What needs to be done: The expected answer is the data below, retyped exactly.

Data entries:
▼

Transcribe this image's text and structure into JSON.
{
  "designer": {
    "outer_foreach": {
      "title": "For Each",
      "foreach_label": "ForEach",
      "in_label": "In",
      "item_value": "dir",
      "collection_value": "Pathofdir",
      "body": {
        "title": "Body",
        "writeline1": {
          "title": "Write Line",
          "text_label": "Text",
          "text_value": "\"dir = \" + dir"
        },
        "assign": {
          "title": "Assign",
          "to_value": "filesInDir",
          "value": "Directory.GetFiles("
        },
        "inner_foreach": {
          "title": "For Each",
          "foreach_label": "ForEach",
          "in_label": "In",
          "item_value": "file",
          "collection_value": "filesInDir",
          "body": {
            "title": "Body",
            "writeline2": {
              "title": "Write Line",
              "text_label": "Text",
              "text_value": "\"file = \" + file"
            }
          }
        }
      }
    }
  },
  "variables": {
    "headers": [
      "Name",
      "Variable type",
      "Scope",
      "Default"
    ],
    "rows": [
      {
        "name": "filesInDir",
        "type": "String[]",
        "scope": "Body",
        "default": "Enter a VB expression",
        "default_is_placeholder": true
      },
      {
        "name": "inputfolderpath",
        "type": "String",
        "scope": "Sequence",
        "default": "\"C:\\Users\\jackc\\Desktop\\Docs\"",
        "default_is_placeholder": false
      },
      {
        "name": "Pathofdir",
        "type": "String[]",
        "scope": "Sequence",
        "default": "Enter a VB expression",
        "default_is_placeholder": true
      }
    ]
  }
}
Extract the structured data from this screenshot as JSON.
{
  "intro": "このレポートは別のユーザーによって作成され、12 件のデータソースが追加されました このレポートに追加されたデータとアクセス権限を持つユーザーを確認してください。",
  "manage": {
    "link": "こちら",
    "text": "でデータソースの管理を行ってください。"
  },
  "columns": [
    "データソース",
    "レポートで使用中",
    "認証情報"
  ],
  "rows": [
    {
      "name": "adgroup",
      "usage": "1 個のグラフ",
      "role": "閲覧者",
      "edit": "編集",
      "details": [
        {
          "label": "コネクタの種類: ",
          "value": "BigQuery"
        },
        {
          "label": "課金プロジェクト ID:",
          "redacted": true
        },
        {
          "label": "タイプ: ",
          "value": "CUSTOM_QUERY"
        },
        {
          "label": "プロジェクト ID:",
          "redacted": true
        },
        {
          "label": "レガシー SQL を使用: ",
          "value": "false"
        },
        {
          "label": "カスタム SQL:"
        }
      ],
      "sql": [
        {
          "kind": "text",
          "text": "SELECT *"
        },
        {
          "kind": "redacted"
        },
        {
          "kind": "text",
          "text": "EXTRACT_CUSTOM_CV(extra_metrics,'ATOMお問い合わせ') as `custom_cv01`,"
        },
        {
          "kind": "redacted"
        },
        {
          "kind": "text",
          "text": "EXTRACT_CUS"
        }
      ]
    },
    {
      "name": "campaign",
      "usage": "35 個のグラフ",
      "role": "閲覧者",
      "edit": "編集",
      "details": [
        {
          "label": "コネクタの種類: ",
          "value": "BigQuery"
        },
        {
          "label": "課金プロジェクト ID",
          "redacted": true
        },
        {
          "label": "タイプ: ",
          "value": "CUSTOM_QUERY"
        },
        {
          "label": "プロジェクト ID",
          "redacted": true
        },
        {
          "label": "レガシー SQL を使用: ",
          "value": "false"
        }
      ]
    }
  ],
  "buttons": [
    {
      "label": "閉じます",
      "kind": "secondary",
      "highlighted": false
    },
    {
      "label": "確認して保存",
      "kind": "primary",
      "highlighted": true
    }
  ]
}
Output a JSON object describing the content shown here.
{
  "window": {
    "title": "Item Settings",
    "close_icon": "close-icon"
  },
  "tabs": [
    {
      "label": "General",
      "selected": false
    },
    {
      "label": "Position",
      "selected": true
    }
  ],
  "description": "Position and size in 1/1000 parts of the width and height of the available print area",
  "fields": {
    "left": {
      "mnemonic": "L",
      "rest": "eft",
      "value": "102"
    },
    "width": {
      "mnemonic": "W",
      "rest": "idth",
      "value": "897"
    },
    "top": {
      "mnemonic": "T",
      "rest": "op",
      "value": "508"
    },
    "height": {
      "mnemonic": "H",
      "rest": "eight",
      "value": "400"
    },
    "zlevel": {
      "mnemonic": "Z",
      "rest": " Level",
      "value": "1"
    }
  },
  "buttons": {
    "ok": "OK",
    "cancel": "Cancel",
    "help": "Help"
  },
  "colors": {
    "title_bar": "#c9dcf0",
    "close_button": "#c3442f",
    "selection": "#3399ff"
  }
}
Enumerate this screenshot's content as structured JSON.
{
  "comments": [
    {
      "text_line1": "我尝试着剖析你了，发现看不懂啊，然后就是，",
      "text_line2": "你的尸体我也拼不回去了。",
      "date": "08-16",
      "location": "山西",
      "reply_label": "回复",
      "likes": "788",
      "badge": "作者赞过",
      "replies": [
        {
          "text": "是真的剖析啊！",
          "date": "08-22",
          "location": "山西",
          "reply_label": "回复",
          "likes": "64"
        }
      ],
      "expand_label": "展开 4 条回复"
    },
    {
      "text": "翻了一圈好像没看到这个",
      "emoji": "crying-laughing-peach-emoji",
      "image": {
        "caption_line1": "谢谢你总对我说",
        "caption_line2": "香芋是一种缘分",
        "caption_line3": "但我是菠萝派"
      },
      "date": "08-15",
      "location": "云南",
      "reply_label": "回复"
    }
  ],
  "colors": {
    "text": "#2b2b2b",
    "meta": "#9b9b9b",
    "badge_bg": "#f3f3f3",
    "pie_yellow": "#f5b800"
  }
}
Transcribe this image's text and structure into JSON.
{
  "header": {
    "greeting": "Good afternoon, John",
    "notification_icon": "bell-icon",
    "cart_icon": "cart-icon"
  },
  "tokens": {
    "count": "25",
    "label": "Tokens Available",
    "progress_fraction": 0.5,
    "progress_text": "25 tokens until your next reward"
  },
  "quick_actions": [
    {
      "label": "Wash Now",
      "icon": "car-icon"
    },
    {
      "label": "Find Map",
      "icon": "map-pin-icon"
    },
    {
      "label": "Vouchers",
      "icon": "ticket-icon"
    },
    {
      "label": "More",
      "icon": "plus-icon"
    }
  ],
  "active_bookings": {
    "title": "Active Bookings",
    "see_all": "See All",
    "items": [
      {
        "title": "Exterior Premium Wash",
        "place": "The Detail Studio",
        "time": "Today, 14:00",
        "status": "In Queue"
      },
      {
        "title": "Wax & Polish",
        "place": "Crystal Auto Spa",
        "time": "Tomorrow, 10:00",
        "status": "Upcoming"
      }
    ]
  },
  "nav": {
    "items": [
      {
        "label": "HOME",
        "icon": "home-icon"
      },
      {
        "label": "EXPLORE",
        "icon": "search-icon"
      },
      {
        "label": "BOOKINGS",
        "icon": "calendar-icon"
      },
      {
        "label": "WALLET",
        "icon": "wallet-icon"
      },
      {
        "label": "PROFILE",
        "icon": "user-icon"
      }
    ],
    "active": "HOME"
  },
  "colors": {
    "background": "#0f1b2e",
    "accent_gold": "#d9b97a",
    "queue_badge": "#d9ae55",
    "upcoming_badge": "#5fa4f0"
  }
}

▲

Response below:
Transcribe this image's text and structure into JSON.
{
  "designer": {
    "outer_foreach": {
      "title": "For Each",
      "foreach_label": "ForEach",
      "in_label": "In",
      "item_value": "dir",
      "collection_value": "Pathofdir",
      "body": {
        "title": "Body",
        "writeline1": {
          "title": "Write Line",
          "text_label": "Text",
          "text_value": "\"dir = \" + dir"
        },
        "assign": {
          "title": "Assign",
          "to_value": "filesInDir",
          "value": "Directory.GetFiles("
        },
        "inner_foreach": {
          "title": "For Each",
          "foreach_label": "ForEach",
          "in_label": "In",
          "item_value": "file",
          "collection_value": "filesInDir",
          "body": {
            "title": "Body",
            "writeline2": {
              "title": "Write Line",
              "text_label": "Text",
              "text_value": "\"file = \" + file"
            }
          }
        }
      }
    }
  },
  "variables": {
    "headers": [
      "Name",
      "Variable type",
      "Scope",
      "Default"
    ],
    "rows": [
      {
        "name": "filesInDir",
        "type": "String[]",
        "scope": "Body",
        "default": "Enter a VB expression",
        "default_is_placeholder": true
      },
      {
        "name": "inputfolderpath",
        "type": "String",
        "scope": "Sequence",
        "default": "\"C:\\Users\\jackc\\Desktop\\Docs\"",
        "default_is_placeholder": false
      },
      {
        "name": "Pathofdir",
        "type": "String[]",
        "scope": "Sequence",
        "default": "Enter a VB expression",
        "default_is_placeholder": true
      }
    ]
  }
}
Extract the structured data from this screenshot as JSON.
{
  "intro": "このレポートは別のユーザーによって作成され、12 件のデータソースが追加されました このレポートに追加されたデータとアクセス権限を持つユーザーを確認してください。",
  "manage": {
    "link": "こちら",
    "text": "でデータソースの管理を行ってください。"
  },
  "columns": [
    "データソース",
    "レポートで使用中",
    "認証情報"
  ],
  "rows": [
    {
      "name": "adgroup",
      "usage": "1 個のグラフ",
      "role": "閲覧者",
      "edit": "編集",
      "details": [
        {
          "label": "コネクタの種類: ",
          "value": "BigQuery"
        },
        {
          "label": "課金プロジェクト ID:",
          "redacted": true
        },
        {
          "label": "タイプ: ",
          "value": "CUSTOM_QUERY"
        },
        {
          "label": "プロジェクト ID:",
          "redacted": true
        },
        {
          "label": "レガシー SQL を使用: ",
          "value": "false"
        },
        {
          "label": "カスタム SQL:"
        }
      ],
      "sql": [
        {
          "kind": "text",
          "text": "SELECT *"
        },
        {
          "kind": "redacted"
        },
        {
          "kind": "text",
          "text": "EXTRACT_CUSTOM_CV(extra_metrics,'ATOMお問い合わせ') as `custom_cv01`,"
        },
        {
          "kind": "redacted"
        },
        {
          "kind": "text",
          "text": "EXTRACT_CUS"
        }
      ]
    },
    {
      "name": "campaign",
      "usage": "35 個のグラフ",
      "role": "閲覧者",
      "edit": "編集",
      "details": [
        {
          "label": "コネクタの種類: ",
          "value": "BigQuery"
        },
        {
          "label": "課金プロジェクト ID",
          "redacted": true
        },
        {
          "label": "タイプ: ",
          "value": "CUSTOM_QUERY"
        },
        {
          "label": "プロジェクト ID",
          "redacted": true
        },
        {
          "label": "レガシー SQL を使用: ",
          "value": "false"
        }
      ]
    }
  ],
  "buttons": [
    {
      "label": "閉じます",
      "kind": "secondary",
      "highlighted": false
    },
    {
      "label": "確認して保存",
      "kind": "primary",
      "highlighted": true
    }
  ]
}
Output a JSON object describing the content shown here.
{
  "window": {
    "title": "Item Settings",
    "close_icon": "close-icon"
  },
  "tabs": [
    {
      "label": "General",
      "selected": false
    },
    {
      "label": "Position",
      "selected": true
    }
  ],
  "description": "Position and size in 1/1000 parts of the width and height of the available print area",
  "fields": {
    "left": {
      "mnemonic": "L",
      "rest": "eft",
      "value": "102"
    },
    "width": {
      "mnemonic": "W",
      "rest": "idth",
      "value": "897"
    },
    "top": {
      "mnemonic": "T",
      "rest": "op",
      "value": "508"
    },
    "height": {
      "mnemonic": "H",
      "rest": "eight",
      "value": "400"
    },
    "zlevel": {
      "mnemonic": "Z",
      "rest": " Level",
      "value": "1"
    }
  },
  "buttons": {
    "ok": "OK",
    "cancel": "Cancel",
    "help": "Help"
  },
  "colors": {
    "title_bar": "#c9dcf0",
    "close_button": "#c3442f",
    "selection": "#3399ff"
  }
}
Enumerate this screenshot's content as structured JSON.
{
  "comments": [
    {
      "text_line1": "我尝试着剖析你了，发现看不懂啊，然后就是，",
      "text_line2": "你的尸体我也拼不回去了。",
      "date": "08-16",
      "location": "山西",
      "reply_label": "回复",
      "likes": "788",
      "badge": "作者赞过",
      "replies": [
        {
          "text": "是真的剖析啊！",
          "date": "08-22",
          "location": "山西",
          "reply_label": "回复",
          "likes": "64"
        }
      ],
      "expand_label": "展开 4 条回复"
    },
    {
      "text": "翻了一圈好像没看到这个",
      "emoji": "crying-laughing-peach-emoji",
      "image": {
        "caption_line1": "谢谢你总对我说",
        "caption_line2": "香芋是一种缘分",
        "caption_line3": "但我是菠萝派"
      },
      "date": "08-15",
      "location": "云南",
      "reply_label": "回复"
    }
  ],
  "colors": {
    "text": "#2b2b2b",
    "meta": "#9b9b9b",
    "badge_bg": "#f3f3f3",
    "pie_yellow": "#f5b800"
  }
}
Transcribe this image's text and structure into JSON.
{
  "header": {
    "greeting": "Good afternoon, John",
    "notification_icon": "bell-icon",
    "cart_icon": "cart-icon"
  },
  "tokens": {
    "count": "25",
    "label": "Tokens Available",
    "progress_fraction": 0.5,
    "progress_text": "25 tokens until your next reward"
  },
  "quick_actions": [
    {
      "label": "Wash Now",
      "icon": "car-icon"
    },
    {
      "label": "Find Map",
      "icon": "map-pin-icon"
    },
    {
      "label": "Vouchers",
      "icon": "ticket-icon"
    },
    {
      "label": "More",
      "icon": "plus-icon"
    }
  ],
  "active_bookings": {
    "title": "Active Bookings",
    "see_all": "See All",
    "items": [
      {
        "title": "Exterior Premium Wash",
        "place": "The Detail Studio",
        "time": "Today, 14:00",
        "status": "In Queue"
      },
      {
        "title": "Wax & Polish",
        "place": "Crystal Auto Spa",
        "time": "Tomorrow, 10:00",
        "status": "Upcoming"
      }
    ]
  },
  "nav": {
    "items": [
      {
        "label": "HOME",
        "icon": "home-icon"
      },
      {
        "label": "EXPLORE",
        "icon": "search-icon"
      },
      {
        "label": "BOOKINGS",
        "icon": "calendar-icon"
      },
      {
        "label": "WALLET",
        "icon": "wallet-icon"
      },
      {
        "label": "PROFILE",
        "icon": "user-icon"
      }
    ],
    "active": "HOME"
  },
  "colors": {
    "background": "#0f1b2e",
    "accent_gold": "#d9b97a",
    "queue_badge": "#d9ae55",
    "upcoming_badge": "#5fa4f0"
  }
}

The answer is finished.